--- Input records ---

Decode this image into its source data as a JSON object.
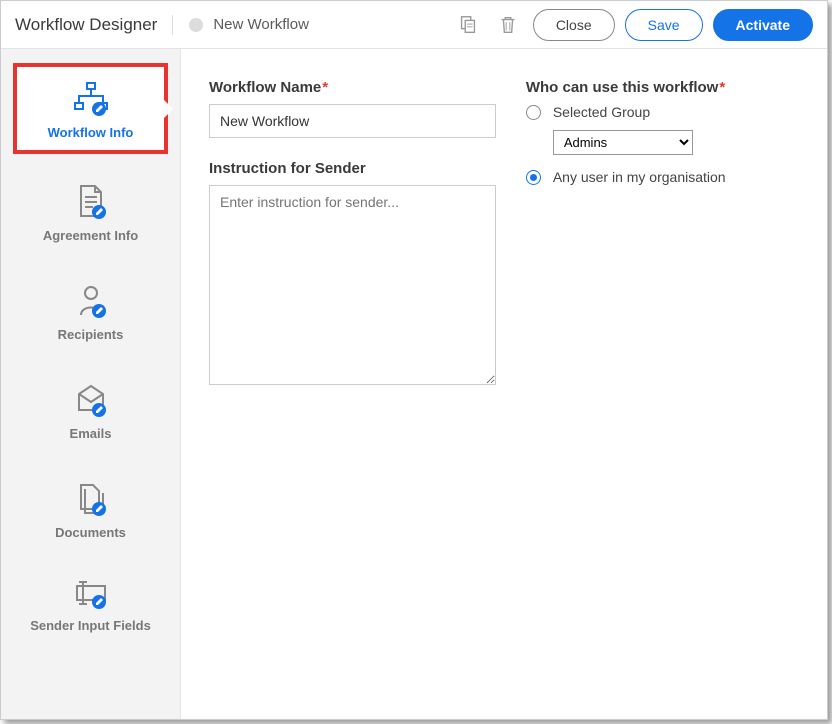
{
  "header": {
    "app_title": "Workflow Designer",
    "workflow_name": "New Workflow",
    "buttons": {
      "close": "Close",
      "save": "Save",
      "activate": "Activate"
    }
  },
  "sidebar": {
    "items": [
      {
        "label": "Workflow Info"
      },
      {
        "label": "Agreement Info"
      },
      {
        "label": "Recipients"
      },
      {
        "label": "Emails"
      },
      {
        "label": "Documents"
      },
      {
        "label": "Sender Input Fields"
      }
    ]
  },
  "form": {
    "workflow_name_label": "Workflow Name",
    "workflow_name_value": "New Workflow",
    "instruction_label": "Instruction for Sender",
    "instruction_placeholder": "Enter instruction for sender...",
    "who_label": "Who can use this workflow",
    "radio_selected_group": "Selected Group",
    "radio_any_user": "Any user in my organisation",
    "group_options": [
      "Admins"
    ],
    "group_selected": "Admins"
  }
}
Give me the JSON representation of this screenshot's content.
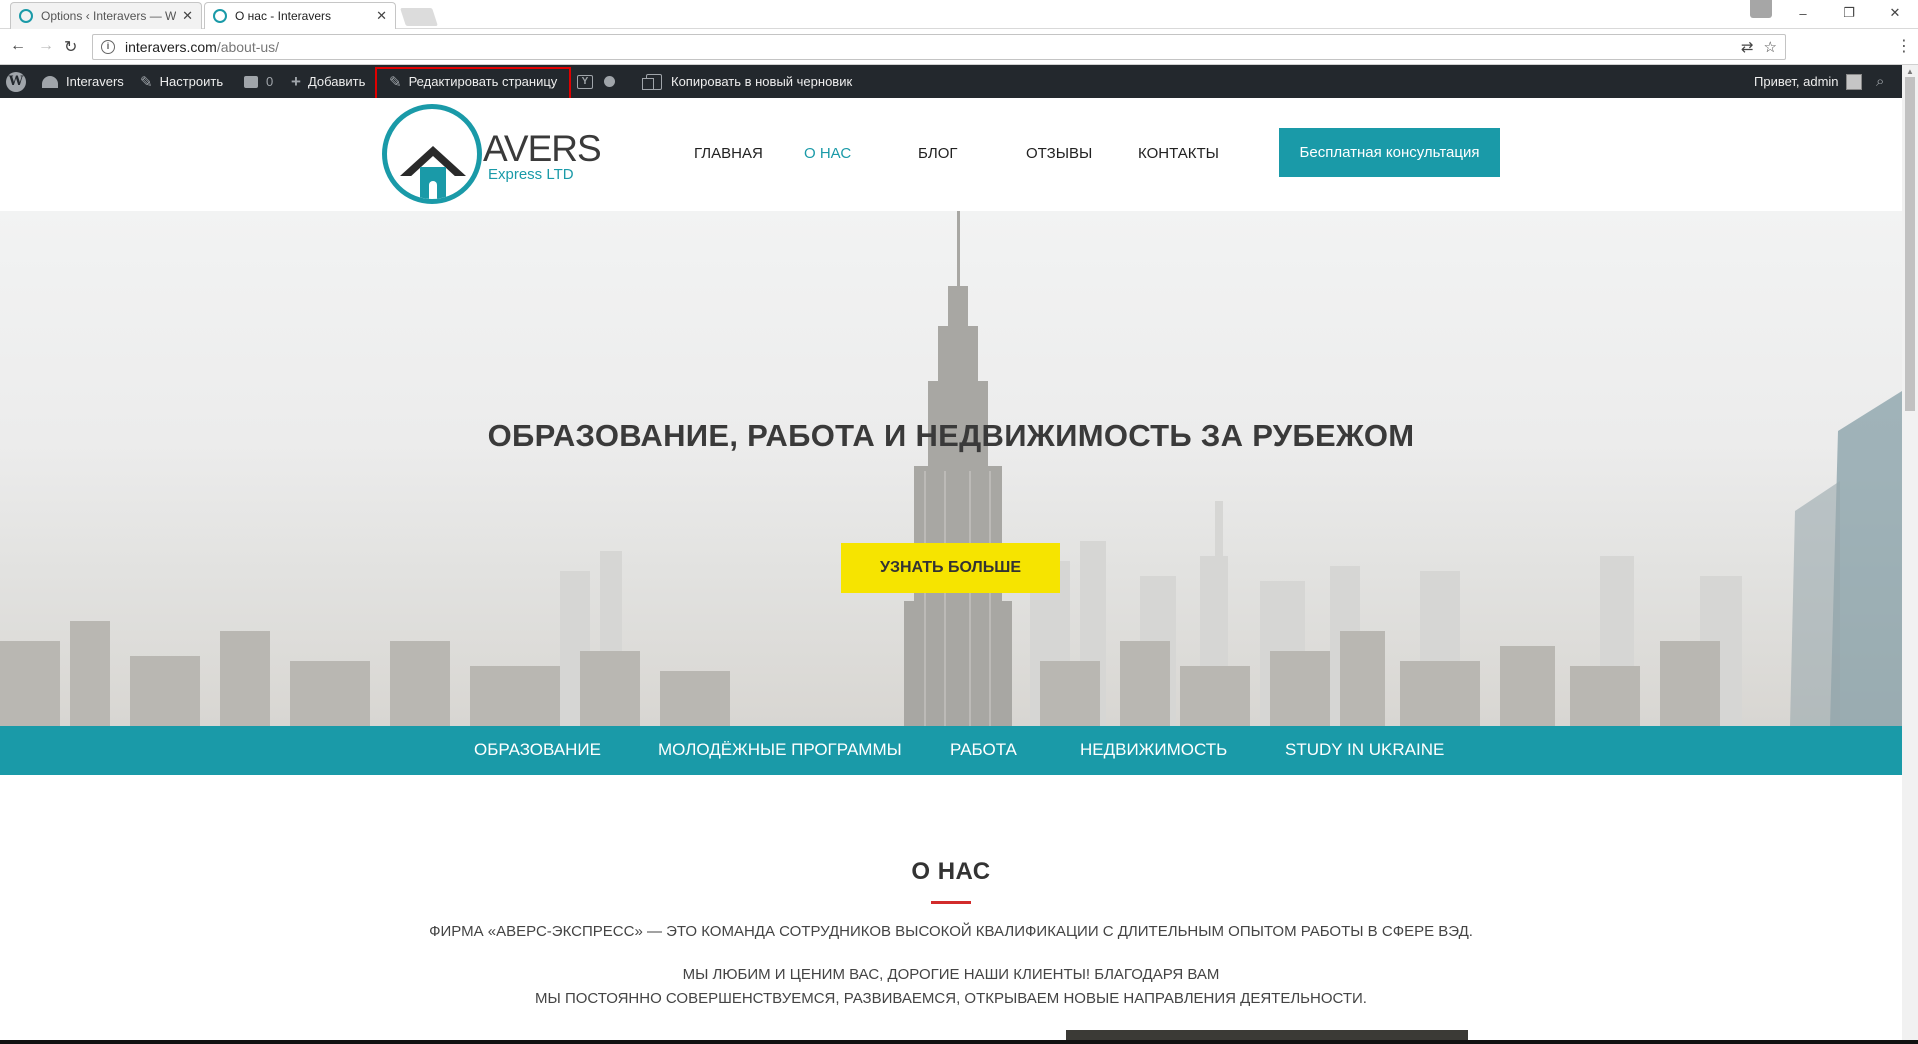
{
  "browser": {
    "tabs": [
      {
        "label": "Options ‹ Interavers — W",
        "close": "✕"
      },
      {
        "label": "О нас - Interavers",
        "close": "✕"
      }
    ],
    "url_host": "interavers.com",
    "url_path": "/about-us/",
    "window_controls": [
      "–",
      "❐",
      "✕"
    ]
  },
  "adminbar": {
    "site_name": "Interavers",
    "customize": "Настроить",
    "comments_count": "0",
    "add_new": "Добавить",
    "edit_page": "Редактировать страницу",
    "copy_draft": "Копировать в новый черновик",
    "greeting": "Привет, admin"
  },
  "logo": {
    "title": "AVERS",
    "subtitle": "Express LTD"
  },
  "nav": {
    "items": [
      "ГЛАВНАЯ",
      "О НАС",
      "БЛОГ",
      "ОТЗЫВЫ",
      "КОНТАКТЫ"
    ],
    "active": "О НАС",
    "cta": "Бесплатная консультация"
  },
  "hero": {
    "title": "ОБРАЗОВАНИЕ, РАБОТА И НЕДВИЖИМОСТЬ ЗА РУБЕЖОМ",
    "button": "УЗНАТЬ БОЛЬШЕ"
  },
  "categories": [
    "ОБРАЗОВАНИЕ",
    "МОЛОДЁЖНЫЕ ПРОГРАММЫ",
    "РАБОТА",
    "НЕДВИЖИМОСТЬ",
    "STUDY IN UKRAINE"
  ],
  "about": {
    "title": "О НАС",
    "p1": "ФИРМА «АВЕРС-ЭКСПРЕСС» — ЭТО КОМАНДА СОТРУДНИКОВ ВЫСОКОЙ КВАЛИФИКАЦИИ С ДЛИТЕЛЬНЫМ ОПЫТОМ РАБОТЫ В СФЕРЕ ВЭД.",
    "p2": "МЫ ЛЮБИМ И ЦЕНИМ ВАС, ДОРОГИЕ НАШИ КЛИЕНТЫ! БЛАГОДАРЯ ВАМ",
    "p3": "МЫ ПОСТОЯННО СОВЕРШЕНСТВУЕМСЯ, РАЗВИВАЕМСЯ, ОТКРЫВАЕМ НОВЫЕ НАПРАВЛЕНИЯ ДЕЯТЕЛЬНОСТИ."
  },
  "colors": {
    "brand_teal": "#1a9aa8",
    "cta_yellow": "#f6e400",
    "admin_bar": "#23282d",
    "accent_red": "#d22b2b"
  }
}
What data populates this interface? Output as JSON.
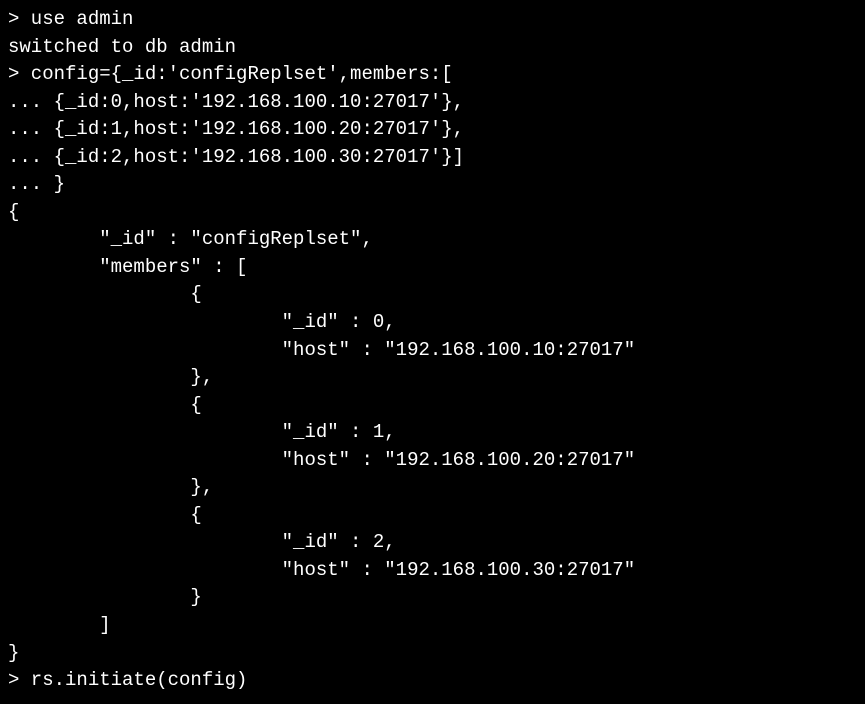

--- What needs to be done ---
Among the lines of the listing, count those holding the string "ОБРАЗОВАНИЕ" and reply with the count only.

--- Response to the task ---
2